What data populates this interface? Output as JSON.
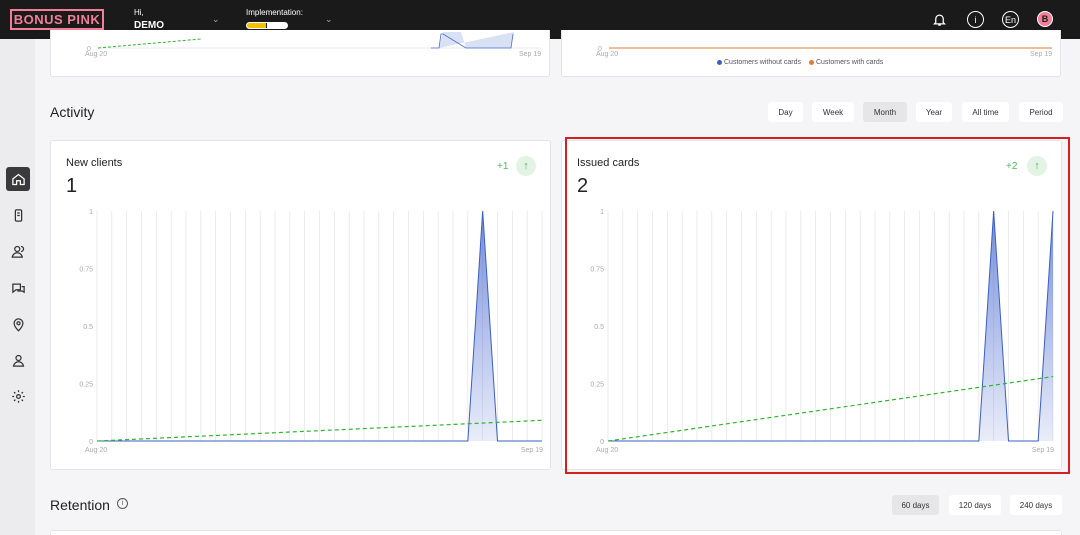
{
  "brand": {
    "logo_text": "BONUS PINK"
  },
  "header": {
    "greeting": "Hi,",
    "user": "DEMO",
    "implementation_label": "Implementation:",
    "implementation_progress": 0.5,
    "lang": "En",
    "avatar_letter": "B"
  },
  "sidebar": {
    "items": [
      "home-icon",
      "phone-icon",
      "users-icon",
      "chat-icon",
      "location-icon",
      "person-icon",
      "gear-icon"
    ],
    "active": 0
  },
  "top_cards": {
    "left": {
      "x_start": "Aug 20",
      "x_end": "Sep 19"
    },
    "right": {
      "x_start": "Aug 20",
      "x_end": "Sep 19",
      "legend": [
        {
          "label": "Customers without cards",
          "color": "#3a5fc4"
        },
        {
          "label": "Customers with cards",
          "color": "#e07b39"
        }
      ]
    }
  },
  "activity": {
    "title": "Activity",
    "periods": [
      "Day",
      "Week",
      "Month",
      "Year",
      "All time",
      "Period"
    ],
    "selected_period": "Month"
  },
  "new_clients": {
    "title": "New clients",
    "value": "1",
    "delta": "+1",
    "arrow": "↑",
    "chart_data": {
      "type": "area",
      "y_ticks": [
        "1",
        "0.75",
        "0.5",
        "0.25",
        "0"
      ],
      "ylim": [
        0,
        1
      ],
      "x_start": "Aug 20",
      "x_end": "Sep 19",
      "days": 31,
      "values": [
        0,
        0,
        0,
        0,
        0,
        0,
        0,
        0,
        0,
        0,
        0,
        0,
        0,
        0,
        0,
        0,
        0,
        0,
        0,
        0,
        0,
        0,
        0,
        0,
        0,
        0,
        1,
        0,
        0,
        0,
        0
      ],
      "trend": [
        0,
        0.09
      ],
      "series_color": "#3a5fc4",
      "trend_color": "#2fb52f"
    }
  },
  "issued_cards": {
    "title": "Issued cards",
    "value": "2",
    "delta": "+2",
    "arrow": "↑",
    "chart_data": {
      "type": "area",
      "y_ticks": [
        "1",
        "0.75",
        "0.5",
        "0.25",
        "0"
      ],
      "ylim": [
        0,
        1
      ],
      "x_start": "Aug 20",
      "x_end": "Sep 19",
      "days": 31,
      "values": [
        0,
        0,
        0,
        0,
        0,
        0,
        0,
        0,
        0,
        0,
        0,
        0,
        0,
        0,
        0,
        0,
        0,
        0,
        0,
        0,
        0,
        0,
        0,
        0,
        0,
        0,
        1,
        0,
        0,
        0,
        1
      ],
      "trend": [
        0,
        0.28
      ],
      "series_color": "#3a5fc4",
      "trend_color": "#2fb52f"
    }
  },
  "retention": {
    "title": "Retention",
    "info_icon": "info-icon",
    "options": [
      "60 days",
      "120 days",
      "240 days"
    ],
    "selected": "60 days"
  }
}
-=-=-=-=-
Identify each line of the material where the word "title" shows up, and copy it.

    "title": "Activity",
    "title": "New clients",
    "title": "Issued cards",
    "title": "Retention",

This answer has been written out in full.